# Exercise requirements
Every line holding the string "text" should be copied from the listing.

# Records for processing
******************************
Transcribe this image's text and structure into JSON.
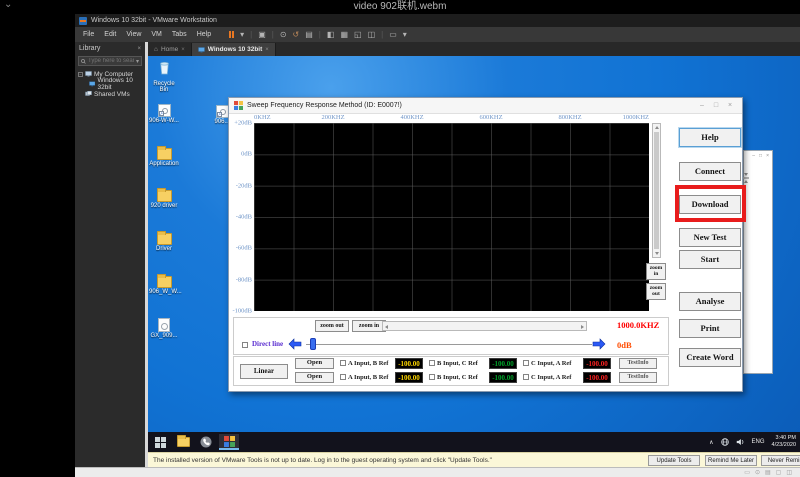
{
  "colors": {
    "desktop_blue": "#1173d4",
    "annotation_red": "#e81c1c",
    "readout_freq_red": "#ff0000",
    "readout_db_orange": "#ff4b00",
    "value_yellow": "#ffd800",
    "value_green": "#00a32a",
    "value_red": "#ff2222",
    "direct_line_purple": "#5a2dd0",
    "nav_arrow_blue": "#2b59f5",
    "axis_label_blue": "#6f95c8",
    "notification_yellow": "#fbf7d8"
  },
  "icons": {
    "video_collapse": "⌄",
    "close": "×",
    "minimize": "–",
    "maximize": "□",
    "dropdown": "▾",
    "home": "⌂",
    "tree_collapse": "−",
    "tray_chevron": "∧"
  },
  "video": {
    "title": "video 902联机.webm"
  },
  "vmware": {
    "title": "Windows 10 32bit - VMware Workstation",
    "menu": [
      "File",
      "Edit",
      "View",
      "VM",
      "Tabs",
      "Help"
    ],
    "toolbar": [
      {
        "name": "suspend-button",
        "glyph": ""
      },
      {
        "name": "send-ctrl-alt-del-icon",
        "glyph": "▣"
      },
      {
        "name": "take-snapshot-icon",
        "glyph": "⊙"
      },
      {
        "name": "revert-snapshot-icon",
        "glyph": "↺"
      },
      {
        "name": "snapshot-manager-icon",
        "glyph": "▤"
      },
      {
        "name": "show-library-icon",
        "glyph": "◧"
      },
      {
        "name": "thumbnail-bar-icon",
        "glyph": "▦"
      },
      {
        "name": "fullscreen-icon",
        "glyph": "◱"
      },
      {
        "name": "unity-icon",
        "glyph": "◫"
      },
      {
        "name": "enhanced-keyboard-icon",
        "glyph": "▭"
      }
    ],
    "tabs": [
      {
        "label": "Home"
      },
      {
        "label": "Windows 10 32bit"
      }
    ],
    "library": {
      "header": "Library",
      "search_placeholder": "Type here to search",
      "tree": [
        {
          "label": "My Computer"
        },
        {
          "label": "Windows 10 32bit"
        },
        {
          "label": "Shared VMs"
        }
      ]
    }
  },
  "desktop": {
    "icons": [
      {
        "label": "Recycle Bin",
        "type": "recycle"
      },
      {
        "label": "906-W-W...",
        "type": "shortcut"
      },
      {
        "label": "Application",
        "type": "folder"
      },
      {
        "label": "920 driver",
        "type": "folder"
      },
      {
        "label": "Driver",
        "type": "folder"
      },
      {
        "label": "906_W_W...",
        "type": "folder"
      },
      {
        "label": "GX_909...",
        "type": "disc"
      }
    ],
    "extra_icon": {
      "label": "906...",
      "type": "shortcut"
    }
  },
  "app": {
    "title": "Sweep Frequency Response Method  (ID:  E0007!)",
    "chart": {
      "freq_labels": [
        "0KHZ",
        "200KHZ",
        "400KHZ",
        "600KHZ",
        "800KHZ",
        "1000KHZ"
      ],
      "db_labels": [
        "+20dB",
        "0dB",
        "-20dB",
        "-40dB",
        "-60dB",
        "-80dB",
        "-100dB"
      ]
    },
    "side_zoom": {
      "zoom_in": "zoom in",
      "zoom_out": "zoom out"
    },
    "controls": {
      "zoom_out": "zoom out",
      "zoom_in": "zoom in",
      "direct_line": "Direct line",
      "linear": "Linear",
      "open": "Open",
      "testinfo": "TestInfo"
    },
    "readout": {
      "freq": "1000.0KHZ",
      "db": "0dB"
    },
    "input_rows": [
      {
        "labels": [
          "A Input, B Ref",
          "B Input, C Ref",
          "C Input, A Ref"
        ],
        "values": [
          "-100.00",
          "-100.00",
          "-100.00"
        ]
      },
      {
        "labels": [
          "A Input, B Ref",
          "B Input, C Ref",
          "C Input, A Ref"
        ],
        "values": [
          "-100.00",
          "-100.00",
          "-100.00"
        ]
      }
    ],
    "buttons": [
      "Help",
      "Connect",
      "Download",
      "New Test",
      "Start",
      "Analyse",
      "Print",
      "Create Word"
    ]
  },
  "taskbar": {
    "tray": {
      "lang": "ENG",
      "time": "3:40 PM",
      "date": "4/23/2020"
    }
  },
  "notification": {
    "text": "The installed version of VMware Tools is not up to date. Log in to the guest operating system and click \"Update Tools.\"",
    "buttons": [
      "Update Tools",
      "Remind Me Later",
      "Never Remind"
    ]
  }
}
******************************
# Response to the task
Transcribe this image's text and structure into JSON.
    "text": "The installed version of VMware Tools is not up to date. Log in to the guest operating system and click \"Update Tools.\"",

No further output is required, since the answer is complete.